The post Introduction to Key Concepts in Five Minutes or Less: The ‘Did You Know?’ Microlecture Series appeared first on Faculty Focus.
Yesterday I got an email from a faculty member who had just received her spring semester student ratings (yes, in August, but that’s a topic for another post). She’d gotten one of those blistering student comments. “This teacher should not be paid. We had to teach ourselves in this course.” I remember another faculty member telling me about similar feedback, which was followed later with a comment about how the course “really made me think.”
Incivility and lack of collegiality are on the rise in institutions of higher education (Cipriano, 2011). This phenomenon can range from disputes and tension at one end of the spectrum to violence at the other. There are many departments that suffer from non-collegial, uncivil, and nasty encounters between faculty members, faculty members and professional staff, and faculty members and students.

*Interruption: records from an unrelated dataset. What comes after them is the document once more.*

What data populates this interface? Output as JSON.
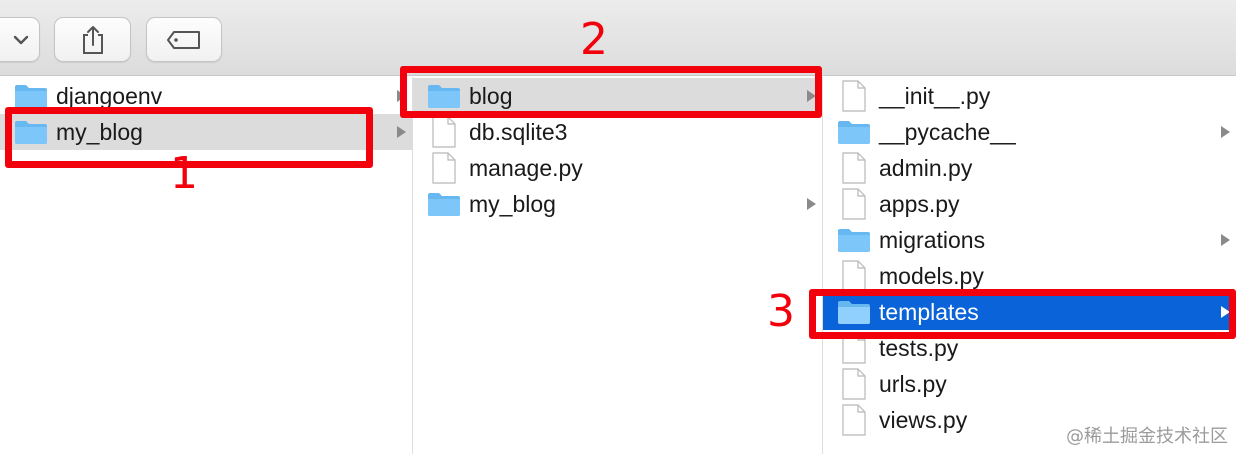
{
  "toolbar": {
    "buttons": [
      {
        "name": "view-options-button",
        "icon": "chevron-down-icon"
      },
      {
        "name": "share-button",
        "icon": "share-icon"
      },
      {
        "name": "tag-button",
        "icon": "tag-icon"
      }
    ]
  },
  "columns": [
    {
      "items": [
        {
          "label": "djangoenv",
          "type": "folder",
          "has_children": true,
          "state": "normal"
        },
        {
          "label": "my_blog",
          "type": "folder",
          "has_children": true,
          "state": "selected-inactive"
        }
      ]
    },
    {
      "items": [
        {
          "label": "blog",
          "type": "folder",
          "has_children": true,
          "state": "selected-inactive"
        },
        {
          "label": "db.sqlite3",
          "type": "file",
          "has_children": false,
          "state": "normal"
        },
        {
          "label": "manage.py",
          "type": "file",
          "has_children": false,
          "state": "normal"
        },
        {
          "label": "my_blog",
          "type": "folder",
          "has_children": true,
          "state": "normal"
        }
      ]
    },
    {
      "items": [
        {
          "label": "__init__.py",
          "type": "file",
          "has_children": false,
          "state": "normal"
        },
        {
          "label": "__pycache__",
          "type": "folder",
          "has_children": true,
          "state": "normal"
        },
        {
          "label": "admin.py",
          "type": "file",
          "has_children": false,
          "state": "normal"
        },
        {
          "label": "apps.py",
          "type": "file",
          "has_children": false,
          "state": "normal"
        },
        {
          "label": "migrations",
          "type": "folder",
          "has_children": true,
          "state": "normal"
        },
        {
          "label": "models.py",
          "type": "file",
          "has_children": false,
          "state": "normal"
        },
        {
          "label": "templates",
          "type": "folder",
          "has_children": true,
          "state": "selected-active"
        },
        {
          "label": "tests.py",
          "type": "file",
          "has_children": false,
          "state": "normal"
        },
        {
          "label": "urls.py",
          "type": "file",
          "has_children": false,
          "state": "normal"
        },
        {
          "label": "views.py",
          "type": "file",
          "has_children": false,
          "state": "normal"
        }
      ]
    }
  ],
  "annotations": [
    {
      "label": "1"
    },
    {
      "label": "2"
    },
    {
      "label": "3"
    }
  ],
  "watermark": "@稀土掘金技术社区",
  "colors": {
    "annotation": "#f2000c",
    "selection_active": "#0a63d9",
    "selection_inactive": "#dcdcdc",
    "folder": "#67b7f0"
  }
}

Remember feeling nervous before starting your first day on the job? You may have experienced butterflies in your stomach, had questions about expectations, or concerns about learning the rules and finding information. Students feel the same way with a new professor, regardless if the class is face-to-face or online. With technology, you can reduce new-class jitters and get your students on track for success.
The post Building Community and Creating Relevance in the Online Classroom appeared first on Faculty Focus.
The liberal arts environment demands that faculty show students connections between disciplines. As a political scientist, I often link course topics with economics, history, and sociology, but last summer I realized that I could make linkages with visual art. Because I was soon traveling to Washington, D.C. and New York City, I could take pictures of paintings at the National Gallery of Art and Metropolitan Museum of Art and then utilize them in my Introduction to World Politics classes.
The post Creating Connections between Disciplines: What Paintings Can Teach Students about Politics appeared first on Faculty Focus.
I’ve been reading some old issues of The Teaching Professor newsletter and ran across a lovely piece by William Reinsmith on learning moments. He’s writing about those times when students get it, when something turns the lights on and they glow with understanding. It may be a moment when they finally figure out how to do so something—a long elusive skill or a solution to a problem. Other times it’s a moment of insight, often a possibility or explanation that had never crossed their minds, or a set of ideas that come together and create a new perspective on a familiar issue.
As an instructor new to the online environment, I carefully reviewed the syllabus and the requirements for the course discussions and assignments and incorporated the following ideas from Myers-Wylie, Mangieri & Hardy: a “what you need to know” document that includes policies about late work, formatting, source citations, grading and feedback, and the dangers of plagiarism; a separate “assignments at a glance” calendar that details due dates and submission instructions; a “frequently asked questions” thread in the discussion forum; detailed scoring rubrics for each assignment, and example assignments. As is typical in the online environment, my course was equipped with areas for announcements and discussions and a grade book with a place to post comments for individual students. I used all these formats to communicate with students about course requirements and provide detailed feedback.
The post A Rising Tide Lifts All Boats: Raising, Communicating, and Enforcing Expectations in Online Courses appeared first on Faculty Focus.